THE first time my younger brother, Takkin, said his teeth were falling on the floor, my family was concerned, but we believed it was a passing manifestation of anxiety from the dental surgery he had recently been through.
When he complained that his teeth were sliding down his throat and that he didn’t have a mouth, we exchanged uncomfortable looks. But when he started walking around with a mirror in his hand and his finger in his mouth for days on end, we knew hoping for the best was no longer sufficient.
Within six months, Takkin had lost both of his jobs and had become violent at times, throwing dishes and grabbing the steering wheel and swerving the car when riding with my parents.
“You’re not doing anything to help,” he’d scream at them. “I’m in pain. My teeth are gone. You don’t care.”
My parents took him for consultations to see if other dentists recommended more procedures to deal with his mouth pain, but it was clear to me this was no longer about dentistry.
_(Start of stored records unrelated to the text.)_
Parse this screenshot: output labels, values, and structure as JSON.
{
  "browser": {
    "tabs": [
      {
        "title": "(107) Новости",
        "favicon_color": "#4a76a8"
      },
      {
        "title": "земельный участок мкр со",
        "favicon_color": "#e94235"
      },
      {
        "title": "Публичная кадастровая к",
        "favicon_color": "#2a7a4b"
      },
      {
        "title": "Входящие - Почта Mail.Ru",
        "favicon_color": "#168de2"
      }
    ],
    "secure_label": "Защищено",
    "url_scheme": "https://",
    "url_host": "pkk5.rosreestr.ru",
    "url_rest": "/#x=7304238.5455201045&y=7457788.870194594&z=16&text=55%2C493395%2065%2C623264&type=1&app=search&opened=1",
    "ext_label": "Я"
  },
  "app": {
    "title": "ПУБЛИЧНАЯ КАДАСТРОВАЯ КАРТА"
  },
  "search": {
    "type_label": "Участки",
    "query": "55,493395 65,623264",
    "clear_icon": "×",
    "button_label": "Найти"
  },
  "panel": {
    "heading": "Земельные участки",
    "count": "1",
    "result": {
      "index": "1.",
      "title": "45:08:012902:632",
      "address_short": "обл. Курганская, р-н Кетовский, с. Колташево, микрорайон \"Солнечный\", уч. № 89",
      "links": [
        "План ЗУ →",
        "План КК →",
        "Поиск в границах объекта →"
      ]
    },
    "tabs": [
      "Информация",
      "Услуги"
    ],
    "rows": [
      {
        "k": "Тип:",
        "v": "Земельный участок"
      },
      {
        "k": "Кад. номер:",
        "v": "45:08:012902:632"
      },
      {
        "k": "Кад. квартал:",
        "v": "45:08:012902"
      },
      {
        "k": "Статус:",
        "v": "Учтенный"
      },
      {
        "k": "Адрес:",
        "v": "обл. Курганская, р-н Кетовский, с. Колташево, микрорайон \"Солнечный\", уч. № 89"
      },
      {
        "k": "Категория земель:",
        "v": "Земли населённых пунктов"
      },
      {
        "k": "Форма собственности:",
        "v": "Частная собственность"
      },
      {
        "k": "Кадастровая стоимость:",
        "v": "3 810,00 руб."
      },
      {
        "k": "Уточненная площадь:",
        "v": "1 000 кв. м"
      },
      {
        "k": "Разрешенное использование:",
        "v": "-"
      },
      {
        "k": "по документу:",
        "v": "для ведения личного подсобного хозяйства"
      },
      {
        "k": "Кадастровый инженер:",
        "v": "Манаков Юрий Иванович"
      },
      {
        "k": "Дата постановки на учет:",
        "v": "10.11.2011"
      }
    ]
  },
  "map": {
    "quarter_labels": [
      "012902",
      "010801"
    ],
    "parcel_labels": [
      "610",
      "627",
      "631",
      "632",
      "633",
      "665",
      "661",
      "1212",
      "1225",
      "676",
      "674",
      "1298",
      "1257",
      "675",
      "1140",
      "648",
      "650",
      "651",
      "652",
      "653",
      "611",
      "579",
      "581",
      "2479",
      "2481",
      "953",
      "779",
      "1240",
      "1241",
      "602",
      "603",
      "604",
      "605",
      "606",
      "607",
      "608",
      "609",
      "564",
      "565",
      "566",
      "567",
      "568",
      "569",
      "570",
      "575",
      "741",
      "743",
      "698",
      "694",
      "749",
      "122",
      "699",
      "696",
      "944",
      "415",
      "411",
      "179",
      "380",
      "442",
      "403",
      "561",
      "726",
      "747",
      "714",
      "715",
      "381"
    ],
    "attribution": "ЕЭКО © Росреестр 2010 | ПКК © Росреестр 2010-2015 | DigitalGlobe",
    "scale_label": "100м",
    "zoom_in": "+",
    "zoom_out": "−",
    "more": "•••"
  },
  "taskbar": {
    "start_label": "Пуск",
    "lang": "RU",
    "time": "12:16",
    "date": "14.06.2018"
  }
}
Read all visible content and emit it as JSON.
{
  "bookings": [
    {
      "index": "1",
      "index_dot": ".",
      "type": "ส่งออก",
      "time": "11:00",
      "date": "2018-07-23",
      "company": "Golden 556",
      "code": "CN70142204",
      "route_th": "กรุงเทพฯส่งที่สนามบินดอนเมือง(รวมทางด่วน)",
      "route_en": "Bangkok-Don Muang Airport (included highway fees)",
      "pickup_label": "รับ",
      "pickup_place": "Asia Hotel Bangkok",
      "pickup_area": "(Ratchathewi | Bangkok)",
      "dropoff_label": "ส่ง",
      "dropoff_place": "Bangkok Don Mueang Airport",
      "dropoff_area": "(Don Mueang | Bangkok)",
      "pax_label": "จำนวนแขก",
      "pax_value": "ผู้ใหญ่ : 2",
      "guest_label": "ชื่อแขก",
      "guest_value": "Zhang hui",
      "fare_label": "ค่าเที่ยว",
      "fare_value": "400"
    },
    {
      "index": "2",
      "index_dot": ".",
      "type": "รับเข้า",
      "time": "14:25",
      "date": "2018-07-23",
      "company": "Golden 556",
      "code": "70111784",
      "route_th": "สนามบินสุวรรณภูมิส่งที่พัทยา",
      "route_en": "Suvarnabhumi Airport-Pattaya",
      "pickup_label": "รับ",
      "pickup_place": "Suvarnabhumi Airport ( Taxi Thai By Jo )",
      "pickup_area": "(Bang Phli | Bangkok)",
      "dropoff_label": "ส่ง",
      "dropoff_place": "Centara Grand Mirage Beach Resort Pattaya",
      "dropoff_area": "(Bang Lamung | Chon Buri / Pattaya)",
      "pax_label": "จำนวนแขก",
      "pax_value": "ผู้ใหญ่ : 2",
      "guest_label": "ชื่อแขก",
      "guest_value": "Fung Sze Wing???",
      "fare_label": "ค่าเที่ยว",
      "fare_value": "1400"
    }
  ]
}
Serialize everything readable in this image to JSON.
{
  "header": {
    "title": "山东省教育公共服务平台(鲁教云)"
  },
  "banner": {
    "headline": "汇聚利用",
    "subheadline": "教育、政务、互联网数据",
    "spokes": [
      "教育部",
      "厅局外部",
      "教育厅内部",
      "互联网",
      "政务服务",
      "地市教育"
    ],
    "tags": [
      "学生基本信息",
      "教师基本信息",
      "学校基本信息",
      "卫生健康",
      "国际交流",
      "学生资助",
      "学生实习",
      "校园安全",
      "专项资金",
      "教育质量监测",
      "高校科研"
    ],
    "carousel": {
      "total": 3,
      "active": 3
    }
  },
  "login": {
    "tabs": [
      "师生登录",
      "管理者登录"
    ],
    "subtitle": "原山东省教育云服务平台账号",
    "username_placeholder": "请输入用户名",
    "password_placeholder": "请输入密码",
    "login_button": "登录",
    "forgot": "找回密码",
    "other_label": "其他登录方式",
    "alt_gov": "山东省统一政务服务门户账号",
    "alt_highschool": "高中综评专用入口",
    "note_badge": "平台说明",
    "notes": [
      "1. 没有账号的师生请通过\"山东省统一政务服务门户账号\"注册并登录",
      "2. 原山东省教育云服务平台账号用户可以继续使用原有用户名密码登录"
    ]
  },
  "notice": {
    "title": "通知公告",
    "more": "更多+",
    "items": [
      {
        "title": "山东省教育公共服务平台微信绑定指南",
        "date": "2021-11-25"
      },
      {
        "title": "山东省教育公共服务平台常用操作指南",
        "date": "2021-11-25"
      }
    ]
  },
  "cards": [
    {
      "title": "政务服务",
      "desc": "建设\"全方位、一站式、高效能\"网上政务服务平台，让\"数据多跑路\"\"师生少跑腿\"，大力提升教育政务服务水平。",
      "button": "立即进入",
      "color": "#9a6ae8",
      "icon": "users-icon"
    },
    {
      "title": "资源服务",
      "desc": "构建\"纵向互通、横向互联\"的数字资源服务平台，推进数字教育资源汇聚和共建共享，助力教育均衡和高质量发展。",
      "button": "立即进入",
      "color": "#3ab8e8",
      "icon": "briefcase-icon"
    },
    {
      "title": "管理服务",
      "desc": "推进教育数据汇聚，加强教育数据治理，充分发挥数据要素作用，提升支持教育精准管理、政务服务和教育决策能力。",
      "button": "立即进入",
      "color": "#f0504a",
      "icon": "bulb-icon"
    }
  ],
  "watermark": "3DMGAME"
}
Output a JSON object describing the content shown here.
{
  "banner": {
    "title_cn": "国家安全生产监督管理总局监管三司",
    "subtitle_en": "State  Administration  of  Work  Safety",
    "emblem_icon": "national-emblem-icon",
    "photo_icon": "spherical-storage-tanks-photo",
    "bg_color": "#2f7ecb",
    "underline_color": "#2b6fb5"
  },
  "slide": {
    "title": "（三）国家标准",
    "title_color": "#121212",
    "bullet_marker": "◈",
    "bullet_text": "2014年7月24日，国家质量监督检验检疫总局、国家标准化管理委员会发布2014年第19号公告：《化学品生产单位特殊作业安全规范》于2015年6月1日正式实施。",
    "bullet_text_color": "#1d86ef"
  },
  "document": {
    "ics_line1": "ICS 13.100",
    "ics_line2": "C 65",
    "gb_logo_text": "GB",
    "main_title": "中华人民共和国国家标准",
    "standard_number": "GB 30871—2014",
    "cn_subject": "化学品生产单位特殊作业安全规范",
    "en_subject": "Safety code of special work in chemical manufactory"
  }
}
“Enough,” I said to my parents. “We need to consider psychiatry.”
By TARA EBRAHIMI, The New York Times